──────── THE RECORDS

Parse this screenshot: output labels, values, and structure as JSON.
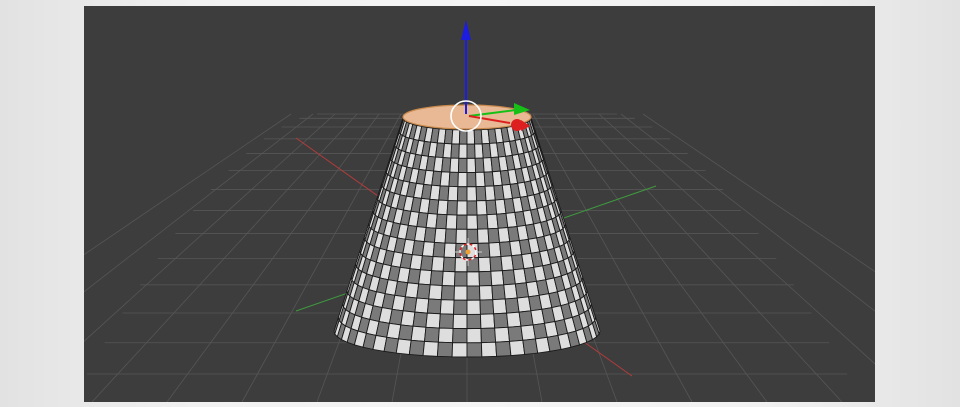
{
  "viewport": {
    "background": "#3d3d3d",
    "grid_color": "#565656",
    "x_axis_color": "#b33b3b",
    "y_axis_color": "#3f9a3f"
  },
  "object": {
    "type": "cone",
    "rows": 16,
    "top_face_color": "#e8b994",
    "face_light": "#dedede",
    "face_dark": "#7a7a7a",
    "edge_color": "#1a1a1a"
  },
  "gizmo": {
    "z_color": "#1d1de0",
    "y_color": "#17c017",
    "x_color": "#dd1f1f",
    "center_ring_color": "#ffffff"
  },
  "cursor_3d": {
    "icon": "3d-cursor-icon"
  }
}
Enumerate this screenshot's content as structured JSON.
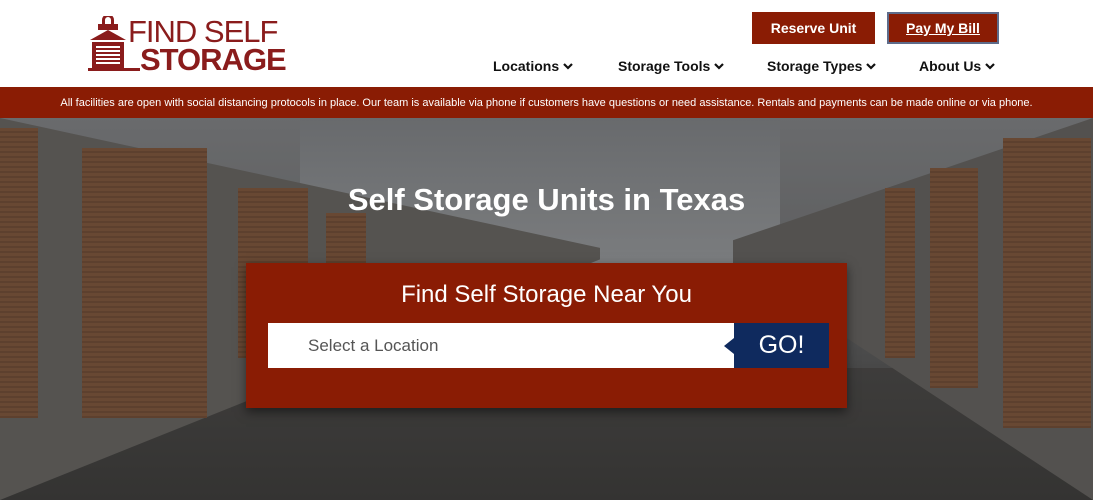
{
  "logo": {
    "line1": "FIND SELF",
    "line2": "STORAGE"
  },
  "header": {
    "reserve_label": "Reserve Unit",
    "pay_label": "Pay My Bill"
  },
  "nav": {
    "items": [
      {
        "label": "Locations"
      },
      {
        "label": "Storage Tools"
      },
      {
        "label": "Storage Types"
      },
      {
        "label": "About Us"
      }
    ]
  },
  "notice": {
    "text": "All facilities are open with social distancing protocols in place. Our team is available via phone if customers have questions or need assistance. Rentals and payments can be made online or via phone."
  },
  "hero": {
    "title": "Self Storage Units in Texas",
    "search_title": "Find Self Storage Near You",
    "search_placeholder": "Select a Location",
    "go_label": "GO!"
  },
  "colors": {
    "brand": "#8a1c04",
    "navy": "#0f2a5e"
  },
  "icons": {
    "nav_dropdown": "chevron-down-icon",
    "logo_mark": "storage-building-icon"
  }
}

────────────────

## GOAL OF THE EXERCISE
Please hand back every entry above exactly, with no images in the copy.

## YOUR RESPONSE
Parse this screenshot: output labels, values, and structure as JSON.
{
  "viewport": {
    "background": "#3d3d3d",
    "grid_color": "#565656",
    "x_axis_color": "#b33b3b",
    "y_axis_color": "#3f9a3f"
  },
  "object": {
    "type": "cone",
    "rows": 16,
    "top_face_color": "#e8b994",
    "face_light": "#dedede",
    "face_dark": "#7a7a7a",
    "edge_color": "#1a1a1a"
  },
  "gizmo": {
    "z_color": "#1d1de0",
    "y_color": "#17c017",
    "x_color": "#dd1f1f",
    "center_ring_color": "#ffffff"
  },
  "cursor_3d": {
    "icon": "3d-cursor-icon"
  }
}
Enumerate this screenshot's content as structured JSON.
{
  "logo": {
    "line1": "FIND SELF",
    "line2": "STORAGE"
  },
  "header": {
    "reserve_label": "Reserve Unit",
    "pay_label": "Pay My Bill"
  },
  "nav": {
    "items": [
      {
        "label": "Locations"
      },
      {
        "label": "Storage Tools"
      },
      {
        "label": "Storage Types"
      },
      {
        "label": "About Us"
      }
    ]
  },
  "notice": {
    "text": "All facilities are open with social distancing protocols in place. Our team is available via phone if customers have questions or need assistance. Rentals and payments can be made online or via phone."
  },
  "hero": {
    "title": "Self Storage Units in Texas",
    "search_title": "Find Self Storage Near You",
    "search_placeholder": "Select a Location",
    "go_label": "GO!"
  },
  "colors": {
    "brand": "#8a1c04",
    "navy": "#0f2a5e"
  },
  "icons": {
    "nav_dropdown": "chevron-down-icon",
    "logo_mark": "storage-building-icon"
  }
}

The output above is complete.